Summary: The Pharaoh experiences two significant dreams—a vision of seven thin cows devouring seven fat cows, and another of seven withered grains consuming seven healthy grains. None of his wise men can decipher the dreams' meaning. However, the cupbearer, who had previously been in prison with Joseph, recalls Joseph's ability to interpret dreams. Joseph is summoned and interprets Pharaoh's dreams, foretelling seven years of abundance followed by seven years of famine. Impressed by Joseph's wisdom, Pharaoh appoints him to oversee… Read more.
Summary: Joseph finds himself in prison, where he encounters two fellow prisoners: Pharaoh's cupbearer and baker.
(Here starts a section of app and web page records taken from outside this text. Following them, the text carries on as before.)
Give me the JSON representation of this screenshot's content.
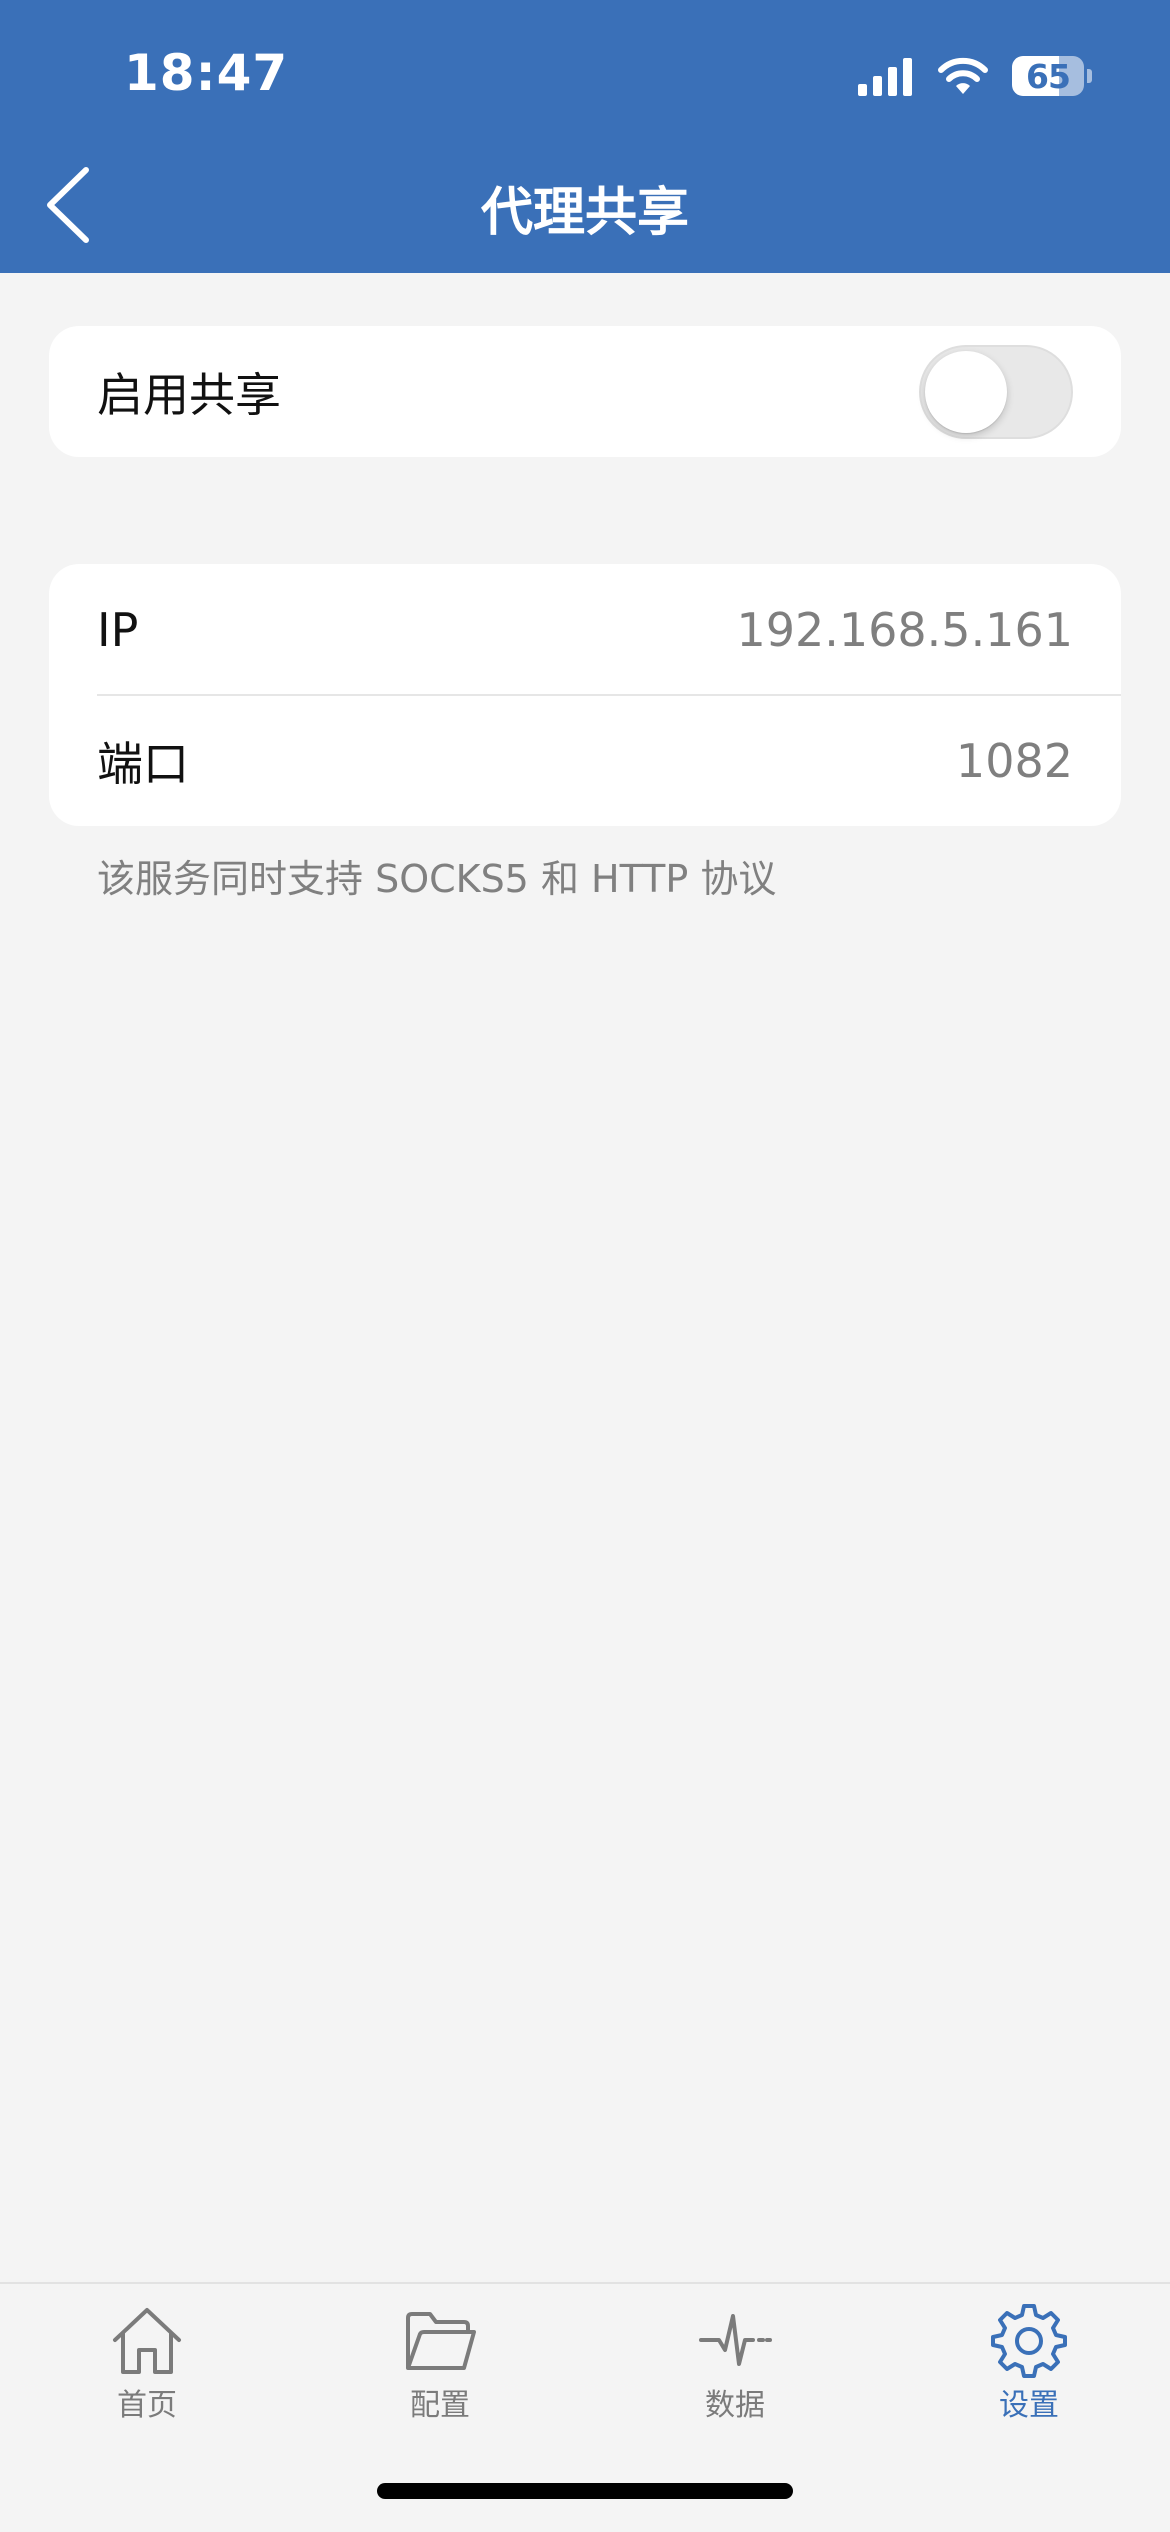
{
  "status_bar": {
    "time": "18:47",
    "battery_level": "65",
    "battery_fraction": 0.65
  },
  "header": {
    "title": "代理共享",
    "back_icon": "chevron-left-icon"
  },
  "share_card": {
    "enable_label": "启用共享",
    "enabled": false
  },
  "info_card": {
    "ip_label": "IP",
    "ip_value": "192.168.5.161",
    "port_label": "端口",
    "port_value": "1082"
  },
  "footnote": "该服务同时支持 SOCKS5 和 HTTP 协议",
  "tabbar": {
    "items": [
      {
        "label": "首页",
        "icon": "home-icon",
        "active": false
      },
      {
        "label": "配置",
        "icon": "folder-icon",
        "active": false
      },
      {
        "label": "数据",
        "icon": "activity-icon",
        "active": false
      },
      {
        "label": "设置",
        "icon": "gear-icon",
        "active": true
      }
    ]
  },
  "colors": {
    "header_bg": "#3a70b8",
    "accent": "#3a70b8",
    "page_bg": "#f4f4f4",
    "inactive_tab": "#7b7b7b"
  }
}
These two men have troubling dreams, and Joseph, being gifted in interpreting dreams, offers to help them. The cupbearer dreams of squeezing grapes into Pharaoh's cup, while the baker dreams of birds eating bread from his basket. Joseph explains that the cupbearer's dream signifies his imminent restoration to his position, while the baker's dream foreshadows his impending execution. Joseph requests the cupbearer's assistance, asking… Read more.
Summary: Joseph is sold to Potiphar, and his exceptional qualities as a slave lead him to become Potiphar's personal assistant. Joseph proves to be so capable in managing Potiphar's affairs and household that Potiphar entrusts everything to him, relinquishing his own responsibilities. However, it seems that Potiphar had marital issues because his wife starts making advances towards Joseph, persistently demanding that he sleeps with her. Joseph steadfastly refuses her propositions. Infuriated by his rejection, Potiphar's wife concocts a false accusation,… Read more.